    DELL Tax Director stressed the resulting undue burden on sellers, expanded on the difficulty of applying the rule to B-to-B transactions, and recommended that any changes await action by the Legislature.  
     
    When testimony concluded, Karey Barton announced the agency would give due consideration to all the testimony and other comments received and would give notice of the results of their deliberations. In that regard, written comments will be accepted for two more weeks as the Comptroller has extended the period to do so until February 17.
     
    For additional information about the hearing or the proposed rule, contact John Kennedy at jkennedy@ttara.org or (512) 472-8838.
     
    Ways and Means Hearing on Wayfair (and proposed Rule 3.334)
     
    The local sales tax sourcing issue continued to be the focus of discussion at a previously scheduled hearing of the House Ways and Means this morning. Comptroller Hegar and Karey Barton provided an update on the implementation of legislation requiring remote sellers to collect Texas sales and use tax and the proposed local sales tax rule, which dominated the testimony and member questions.
     
    Karey Barton offered some general background, testifying that the state was collecting substantial new revenue from remote sellers, $213 million additional sales tax revenue in the fourth quarter of 2019.
     
    Concerning the proposed sales tax rule, Karey Barton testified that it would do three things: 1) implement the newly passed legislation, 2) clarify elements of existing agency policy, and 3) establish a uniform local sales tax sourcing standard for Internet sales.

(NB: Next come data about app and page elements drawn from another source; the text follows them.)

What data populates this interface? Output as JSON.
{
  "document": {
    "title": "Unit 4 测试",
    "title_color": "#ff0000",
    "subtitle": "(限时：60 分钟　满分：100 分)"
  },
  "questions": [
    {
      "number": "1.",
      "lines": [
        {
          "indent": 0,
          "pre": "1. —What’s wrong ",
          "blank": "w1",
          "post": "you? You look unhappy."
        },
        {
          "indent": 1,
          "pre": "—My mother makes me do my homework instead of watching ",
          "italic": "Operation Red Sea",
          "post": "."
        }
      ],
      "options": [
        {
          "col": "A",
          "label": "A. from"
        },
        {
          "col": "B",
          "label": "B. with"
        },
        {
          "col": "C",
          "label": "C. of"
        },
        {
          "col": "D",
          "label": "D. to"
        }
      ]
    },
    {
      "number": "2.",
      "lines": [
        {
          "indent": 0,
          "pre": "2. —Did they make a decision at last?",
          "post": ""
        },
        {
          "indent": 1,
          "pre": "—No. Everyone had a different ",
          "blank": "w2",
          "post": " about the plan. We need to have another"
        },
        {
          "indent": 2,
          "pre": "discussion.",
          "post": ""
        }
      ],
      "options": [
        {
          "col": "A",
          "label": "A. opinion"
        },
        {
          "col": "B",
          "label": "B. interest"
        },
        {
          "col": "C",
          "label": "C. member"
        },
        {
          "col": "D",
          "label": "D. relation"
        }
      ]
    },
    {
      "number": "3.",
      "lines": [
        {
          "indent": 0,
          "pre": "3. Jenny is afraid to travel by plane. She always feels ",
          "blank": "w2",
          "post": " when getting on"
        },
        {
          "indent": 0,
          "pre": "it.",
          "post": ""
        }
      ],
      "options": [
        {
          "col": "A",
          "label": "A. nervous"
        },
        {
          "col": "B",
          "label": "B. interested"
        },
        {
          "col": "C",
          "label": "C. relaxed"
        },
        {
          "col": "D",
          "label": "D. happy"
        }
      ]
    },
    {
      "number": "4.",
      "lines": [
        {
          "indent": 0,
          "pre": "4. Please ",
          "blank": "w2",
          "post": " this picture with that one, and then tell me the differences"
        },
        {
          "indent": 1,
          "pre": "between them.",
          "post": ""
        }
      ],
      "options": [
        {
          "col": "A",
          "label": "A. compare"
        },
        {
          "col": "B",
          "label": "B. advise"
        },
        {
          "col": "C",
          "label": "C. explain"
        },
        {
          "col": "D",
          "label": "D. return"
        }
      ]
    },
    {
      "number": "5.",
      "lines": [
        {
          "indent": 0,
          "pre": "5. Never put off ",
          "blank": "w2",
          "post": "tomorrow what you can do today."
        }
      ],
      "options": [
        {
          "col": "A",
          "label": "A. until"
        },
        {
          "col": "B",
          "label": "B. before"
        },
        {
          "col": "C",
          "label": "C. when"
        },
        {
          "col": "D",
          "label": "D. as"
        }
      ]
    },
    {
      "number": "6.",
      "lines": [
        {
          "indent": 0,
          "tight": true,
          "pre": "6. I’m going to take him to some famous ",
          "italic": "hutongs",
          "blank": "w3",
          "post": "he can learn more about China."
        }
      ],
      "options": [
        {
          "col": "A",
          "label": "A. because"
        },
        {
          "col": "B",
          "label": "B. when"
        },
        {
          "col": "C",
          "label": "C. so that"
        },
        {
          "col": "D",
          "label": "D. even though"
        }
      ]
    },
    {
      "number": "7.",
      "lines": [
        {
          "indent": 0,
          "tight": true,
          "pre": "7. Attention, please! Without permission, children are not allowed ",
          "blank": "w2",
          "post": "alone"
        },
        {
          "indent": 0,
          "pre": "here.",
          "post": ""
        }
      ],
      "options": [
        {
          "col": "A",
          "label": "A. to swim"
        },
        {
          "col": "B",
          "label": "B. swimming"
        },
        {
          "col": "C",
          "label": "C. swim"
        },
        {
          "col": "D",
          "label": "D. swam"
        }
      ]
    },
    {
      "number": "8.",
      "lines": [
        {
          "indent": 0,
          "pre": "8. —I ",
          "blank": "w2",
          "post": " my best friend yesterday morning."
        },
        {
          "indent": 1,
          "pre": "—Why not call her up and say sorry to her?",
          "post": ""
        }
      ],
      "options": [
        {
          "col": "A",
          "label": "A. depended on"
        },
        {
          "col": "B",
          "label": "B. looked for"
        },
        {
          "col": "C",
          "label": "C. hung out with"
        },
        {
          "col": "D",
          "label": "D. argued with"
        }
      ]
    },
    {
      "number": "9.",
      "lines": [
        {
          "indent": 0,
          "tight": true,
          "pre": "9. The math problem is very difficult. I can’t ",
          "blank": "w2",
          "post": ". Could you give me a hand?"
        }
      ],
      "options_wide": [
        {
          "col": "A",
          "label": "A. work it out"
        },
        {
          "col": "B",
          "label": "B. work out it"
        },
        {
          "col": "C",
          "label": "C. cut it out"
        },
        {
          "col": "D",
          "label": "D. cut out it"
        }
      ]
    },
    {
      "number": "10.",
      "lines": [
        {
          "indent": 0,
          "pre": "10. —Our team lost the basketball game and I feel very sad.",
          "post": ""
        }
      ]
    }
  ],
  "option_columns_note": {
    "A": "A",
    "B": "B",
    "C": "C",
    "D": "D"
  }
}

Comptroller Hegar made it clear that Chapter 380 agreements are a target of the rule. He noted that he was a strong supporter of communities having economic development tools, but current 380 agreements are being abused. The current method of sourcing local sales taxes to the location of the seller is, in effect, “taxation without representation,” as citizens must pay taxes to cities in which they do not reside and vote.
     
    A number of legislators asked questions, including several that were not Ways and Means Committee members. Representative James Talarico, a non-committee member from Round Rock, noted that Dell Computer has brought over 12,000 jobs to the city in conjunction with their 380 agreement. Representative Erin Zweiner, another non-committee member from Driftwood, asked if the agency had done a fiscal analysis on which communities would gain or lose under the proposal (the agency has not.)
     
    A number of local officials then began testimony, which continues at the time of this writing, on the Comptroller’s proposed rule, though this is not an official part of the committee’s charge.
     
    The committee is also scheduled to take testimony on the use of debt collection firms by local governments.